* [INFORMATION GIVEN]:
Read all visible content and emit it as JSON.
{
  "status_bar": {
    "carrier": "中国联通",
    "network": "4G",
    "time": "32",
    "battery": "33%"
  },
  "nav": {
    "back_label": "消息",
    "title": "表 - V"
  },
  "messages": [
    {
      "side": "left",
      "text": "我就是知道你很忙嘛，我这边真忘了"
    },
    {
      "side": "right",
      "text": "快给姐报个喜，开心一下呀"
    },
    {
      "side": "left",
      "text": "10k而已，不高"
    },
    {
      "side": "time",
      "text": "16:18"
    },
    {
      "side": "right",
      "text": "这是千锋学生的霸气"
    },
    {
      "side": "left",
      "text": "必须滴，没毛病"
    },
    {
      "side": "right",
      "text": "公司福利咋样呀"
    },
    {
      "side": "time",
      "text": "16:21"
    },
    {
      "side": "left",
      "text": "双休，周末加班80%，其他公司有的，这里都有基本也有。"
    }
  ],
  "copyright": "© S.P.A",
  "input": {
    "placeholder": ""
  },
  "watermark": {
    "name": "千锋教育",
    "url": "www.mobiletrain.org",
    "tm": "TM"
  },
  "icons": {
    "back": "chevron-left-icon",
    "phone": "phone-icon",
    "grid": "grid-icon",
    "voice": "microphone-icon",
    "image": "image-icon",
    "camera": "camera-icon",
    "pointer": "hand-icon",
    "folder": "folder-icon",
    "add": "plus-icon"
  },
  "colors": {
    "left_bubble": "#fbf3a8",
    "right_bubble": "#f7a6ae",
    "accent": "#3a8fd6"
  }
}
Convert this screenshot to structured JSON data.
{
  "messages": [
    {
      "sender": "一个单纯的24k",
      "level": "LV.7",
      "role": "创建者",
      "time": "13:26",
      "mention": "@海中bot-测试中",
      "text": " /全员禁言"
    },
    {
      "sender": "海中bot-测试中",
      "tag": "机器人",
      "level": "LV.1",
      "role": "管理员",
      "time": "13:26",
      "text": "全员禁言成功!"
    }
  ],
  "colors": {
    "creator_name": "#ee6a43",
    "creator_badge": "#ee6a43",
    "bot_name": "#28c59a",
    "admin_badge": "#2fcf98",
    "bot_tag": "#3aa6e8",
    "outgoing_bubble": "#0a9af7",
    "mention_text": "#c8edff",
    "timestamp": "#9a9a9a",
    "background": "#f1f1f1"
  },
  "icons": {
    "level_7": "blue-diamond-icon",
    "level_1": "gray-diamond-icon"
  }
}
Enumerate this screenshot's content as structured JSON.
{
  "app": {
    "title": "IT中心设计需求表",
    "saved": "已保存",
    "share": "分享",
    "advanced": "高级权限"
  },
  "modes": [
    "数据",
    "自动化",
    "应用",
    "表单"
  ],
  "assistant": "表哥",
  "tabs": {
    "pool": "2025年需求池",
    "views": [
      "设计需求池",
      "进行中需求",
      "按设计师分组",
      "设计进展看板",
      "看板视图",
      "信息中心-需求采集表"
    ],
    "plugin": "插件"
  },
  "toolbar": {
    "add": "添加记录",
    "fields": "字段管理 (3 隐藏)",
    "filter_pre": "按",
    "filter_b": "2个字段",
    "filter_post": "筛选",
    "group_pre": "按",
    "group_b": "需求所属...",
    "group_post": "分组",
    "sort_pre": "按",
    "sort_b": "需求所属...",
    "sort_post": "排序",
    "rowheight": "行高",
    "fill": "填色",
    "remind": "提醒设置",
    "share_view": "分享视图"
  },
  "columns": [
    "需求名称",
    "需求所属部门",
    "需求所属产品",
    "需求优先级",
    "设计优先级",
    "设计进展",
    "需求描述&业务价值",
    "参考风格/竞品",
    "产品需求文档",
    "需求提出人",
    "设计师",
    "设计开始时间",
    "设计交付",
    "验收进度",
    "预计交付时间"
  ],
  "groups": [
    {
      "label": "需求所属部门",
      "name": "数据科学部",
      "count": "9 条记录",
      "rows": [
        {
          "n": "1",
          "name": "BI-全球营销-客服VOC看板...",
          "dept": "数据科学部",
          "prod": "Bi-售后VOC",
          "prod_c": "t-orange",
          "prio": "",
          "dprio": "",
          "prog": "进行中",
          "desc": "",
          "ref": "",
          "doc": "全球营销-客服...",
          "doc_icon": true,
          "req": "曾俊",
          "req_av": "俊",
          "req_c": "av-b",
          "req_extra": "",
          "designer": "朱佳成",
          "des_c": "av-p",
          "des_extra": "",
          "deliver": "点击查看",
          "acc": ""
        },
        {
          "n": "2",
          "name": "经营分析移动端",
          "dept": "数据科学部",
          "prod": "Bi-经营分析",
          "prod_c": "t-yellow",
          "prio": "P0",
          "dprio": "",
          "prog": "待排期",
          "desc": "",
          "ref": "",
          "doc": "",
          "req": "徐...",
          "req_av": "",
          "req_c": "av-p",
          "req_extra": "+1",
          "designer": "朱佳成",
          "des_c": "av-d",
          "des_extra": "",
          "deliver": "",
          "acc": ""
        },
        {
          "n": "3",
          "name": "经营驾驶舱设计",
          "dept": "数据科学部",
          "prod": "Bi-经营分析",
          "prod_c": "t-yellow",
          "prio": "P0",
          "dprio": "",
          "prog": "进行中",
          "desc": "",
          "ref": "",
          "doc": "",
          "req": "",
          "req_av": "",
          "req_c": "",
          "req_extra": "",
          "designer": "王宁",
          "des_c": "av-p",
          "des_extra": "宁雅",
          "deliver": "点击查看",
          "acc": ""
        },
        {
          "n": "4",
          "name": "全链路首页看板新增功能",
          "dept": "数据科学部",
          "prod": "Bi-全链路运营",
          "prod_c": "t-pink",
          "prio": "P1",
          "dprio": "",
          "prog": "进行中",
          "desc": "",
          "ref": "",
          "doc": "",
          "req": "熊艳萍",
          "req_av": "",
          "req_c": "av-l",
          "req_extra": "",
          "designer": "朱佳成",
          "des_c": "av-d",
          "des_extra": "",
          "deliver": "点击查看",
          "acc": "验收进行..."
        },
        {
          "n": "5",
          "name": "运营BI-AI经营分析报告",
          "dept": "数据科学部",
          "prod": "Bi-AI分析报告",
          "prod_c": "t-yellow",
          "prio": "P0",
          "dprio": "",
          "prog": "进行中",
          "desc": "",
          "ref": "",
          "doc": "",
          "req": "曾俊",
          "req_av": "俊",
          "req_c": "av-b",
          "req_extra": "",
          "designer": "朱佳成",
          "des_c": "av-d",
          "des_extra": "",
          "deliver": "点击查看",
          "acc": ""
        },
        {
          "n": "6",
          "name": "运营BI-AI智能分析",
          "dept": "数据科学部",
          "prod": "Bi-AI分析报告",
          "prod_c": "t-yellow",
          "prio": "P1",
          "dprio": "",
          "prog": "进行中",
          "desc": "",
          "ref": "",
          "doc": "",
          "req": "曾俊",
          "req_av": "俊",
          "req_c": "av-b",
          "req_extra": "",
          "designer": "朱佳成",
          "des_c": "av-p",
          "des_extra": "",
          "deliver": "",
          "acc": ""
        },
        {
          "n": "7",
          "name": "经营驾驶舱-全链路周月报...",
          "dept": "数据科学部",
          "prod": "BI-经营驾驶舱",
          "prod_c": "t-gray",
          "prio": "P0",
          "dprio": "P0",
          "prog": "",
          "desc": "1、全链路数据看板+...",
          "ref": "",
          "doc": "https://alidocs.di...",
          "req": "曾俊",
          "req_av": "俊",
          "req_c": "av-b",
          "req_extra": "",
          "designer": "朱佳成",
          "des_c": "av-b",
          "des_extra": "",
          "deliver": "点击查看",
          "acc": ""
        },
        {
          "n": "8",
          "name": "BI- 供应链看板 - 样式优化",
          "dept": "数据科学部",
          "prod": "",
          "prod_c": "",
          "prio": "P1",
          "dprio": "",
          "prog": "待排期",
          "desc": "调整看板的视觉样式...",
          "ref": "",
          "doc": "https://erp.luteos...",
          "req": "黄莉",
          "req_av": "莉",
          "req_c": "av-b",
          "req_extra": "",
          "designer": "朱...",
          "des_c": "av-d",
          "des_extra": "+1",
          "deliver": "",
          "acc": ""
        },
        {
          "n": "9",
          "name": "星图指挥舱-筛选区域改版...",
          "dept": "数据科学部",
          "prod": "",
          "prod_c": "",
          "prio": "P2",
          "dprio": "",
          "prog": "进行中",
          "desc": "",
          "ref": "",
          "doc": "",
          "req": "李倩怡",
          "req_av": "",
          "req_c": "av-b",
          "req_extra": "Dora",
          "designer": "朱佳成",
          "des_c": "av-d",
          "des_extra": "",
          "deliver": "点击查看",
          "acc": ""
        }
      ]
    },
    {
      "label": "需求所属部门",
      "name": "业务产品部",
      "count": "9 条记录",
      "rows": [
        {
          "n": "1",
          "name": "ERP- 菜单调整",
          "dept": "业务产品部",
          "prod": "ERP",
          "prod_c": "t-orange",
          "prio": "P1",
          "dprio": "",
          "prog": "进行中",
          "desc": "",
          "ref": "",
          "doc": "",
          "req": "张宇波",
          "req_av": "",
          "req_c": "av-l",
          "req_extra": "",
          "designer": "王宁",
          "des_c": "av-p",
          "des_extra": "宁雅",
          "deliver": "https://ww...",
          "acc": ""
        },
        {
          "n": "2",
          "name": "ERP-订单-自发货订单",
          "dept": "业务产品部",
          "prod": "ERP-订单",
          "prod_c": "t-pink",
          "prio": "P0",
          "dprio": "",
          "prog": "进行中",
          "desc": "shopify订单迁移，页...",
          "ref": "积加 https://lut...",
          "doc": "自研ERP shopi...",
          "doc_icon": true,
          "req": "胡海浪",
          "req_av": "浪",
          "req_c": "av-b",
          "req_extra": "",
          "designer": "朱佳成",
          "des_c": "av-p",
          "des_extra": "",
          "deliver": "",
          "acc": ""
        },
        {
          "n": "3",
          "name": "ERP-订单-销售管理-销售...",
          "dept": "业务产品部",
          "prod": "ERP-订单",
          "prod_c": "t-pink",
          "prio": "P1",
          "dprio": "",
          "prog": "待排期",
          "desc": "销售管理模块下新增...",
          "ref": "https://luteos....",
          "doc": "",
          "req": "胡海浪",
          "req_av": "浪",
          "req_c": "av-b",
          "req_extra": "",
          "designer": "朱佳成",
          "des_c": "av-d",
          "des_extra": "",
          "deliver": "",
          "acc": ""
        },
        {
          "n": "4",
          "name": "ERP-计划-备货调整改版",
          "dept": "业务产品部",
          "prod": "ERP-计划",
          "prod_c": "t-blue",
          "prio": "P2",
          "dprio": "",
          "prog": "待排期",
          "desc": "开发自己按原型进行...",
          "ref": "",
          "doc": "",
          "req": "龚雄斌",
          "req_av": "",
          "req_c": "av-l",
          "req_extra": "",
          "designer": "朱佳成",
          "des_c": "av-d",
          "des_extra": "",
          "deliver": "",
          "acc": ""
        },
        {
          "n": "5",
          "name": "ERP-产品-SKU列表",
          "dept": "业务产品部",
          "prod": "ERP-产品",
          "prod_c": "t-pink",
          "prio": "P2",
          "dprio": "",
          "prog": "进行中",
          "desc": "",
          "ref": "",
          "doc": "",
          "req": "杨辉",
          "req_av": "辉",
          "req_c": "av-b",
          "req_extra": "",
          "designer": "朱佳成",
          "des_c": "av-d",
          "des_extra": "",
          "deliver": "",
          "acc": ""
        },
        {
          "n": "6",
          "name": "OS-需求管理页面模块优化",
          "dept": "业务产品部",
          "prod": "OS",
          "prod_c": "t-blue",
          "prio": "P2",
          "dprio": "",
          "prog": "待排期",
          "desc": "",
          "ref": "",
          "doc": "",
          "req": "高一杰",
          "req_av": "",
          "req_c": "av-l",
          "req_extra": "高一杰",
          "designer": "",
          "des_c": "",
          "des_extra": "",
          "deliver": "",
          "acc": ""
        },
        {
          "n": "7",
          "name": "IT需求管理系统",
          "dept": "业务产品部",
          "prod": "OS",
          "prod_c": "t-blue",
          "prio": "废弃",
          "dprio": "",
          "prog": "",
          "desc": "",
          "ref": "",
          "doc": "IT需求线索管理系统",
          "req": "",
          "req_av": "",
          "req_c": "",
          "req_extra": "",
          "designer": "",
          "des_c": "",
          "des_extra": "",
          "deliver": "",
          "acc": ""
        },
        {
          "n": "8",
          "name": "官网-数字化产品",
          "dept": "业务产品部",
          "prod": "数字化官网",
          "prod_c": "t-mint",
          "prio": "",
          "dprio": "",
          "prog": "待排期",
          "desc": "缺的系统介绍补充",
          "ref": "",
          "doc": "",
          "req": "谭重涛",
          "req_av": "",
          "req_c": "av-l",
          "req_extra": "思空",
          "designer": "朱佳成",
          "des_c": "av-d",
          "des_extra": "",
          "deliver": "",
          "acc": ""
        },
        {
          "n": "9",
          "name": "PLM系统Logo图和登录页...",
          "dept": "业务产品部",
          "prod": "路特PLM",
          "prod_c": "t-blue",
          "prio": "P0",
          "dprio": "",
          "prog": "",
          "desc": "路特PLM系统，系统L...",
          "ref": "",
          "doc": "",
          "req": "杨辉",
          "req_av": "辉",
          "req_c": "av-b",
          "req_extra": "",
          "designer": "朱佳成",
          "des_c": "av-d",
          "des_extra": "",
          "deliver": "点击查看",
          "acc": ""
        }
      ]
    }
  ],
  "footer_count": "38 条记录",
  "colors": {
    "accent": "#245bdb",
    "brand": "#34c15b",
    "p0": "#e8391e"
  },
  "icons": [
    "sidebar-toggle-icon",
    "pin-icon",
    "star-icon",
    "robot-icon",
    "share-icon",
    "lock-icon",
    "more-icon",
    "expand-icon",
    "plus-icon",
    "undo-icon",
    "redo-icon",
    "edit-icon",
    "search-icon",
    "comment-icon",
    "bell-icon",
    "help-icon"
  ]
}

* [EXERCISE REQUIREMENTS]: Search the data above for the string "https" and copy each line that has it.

* [TASK RESULT]:
          "doc": "https://alidocs.di...",
          "doc": "https://erp.luteos...",
          "deliver": "https://ww...",
          "ref": "积加 https://lut...",
          "ref": "https://luteos....",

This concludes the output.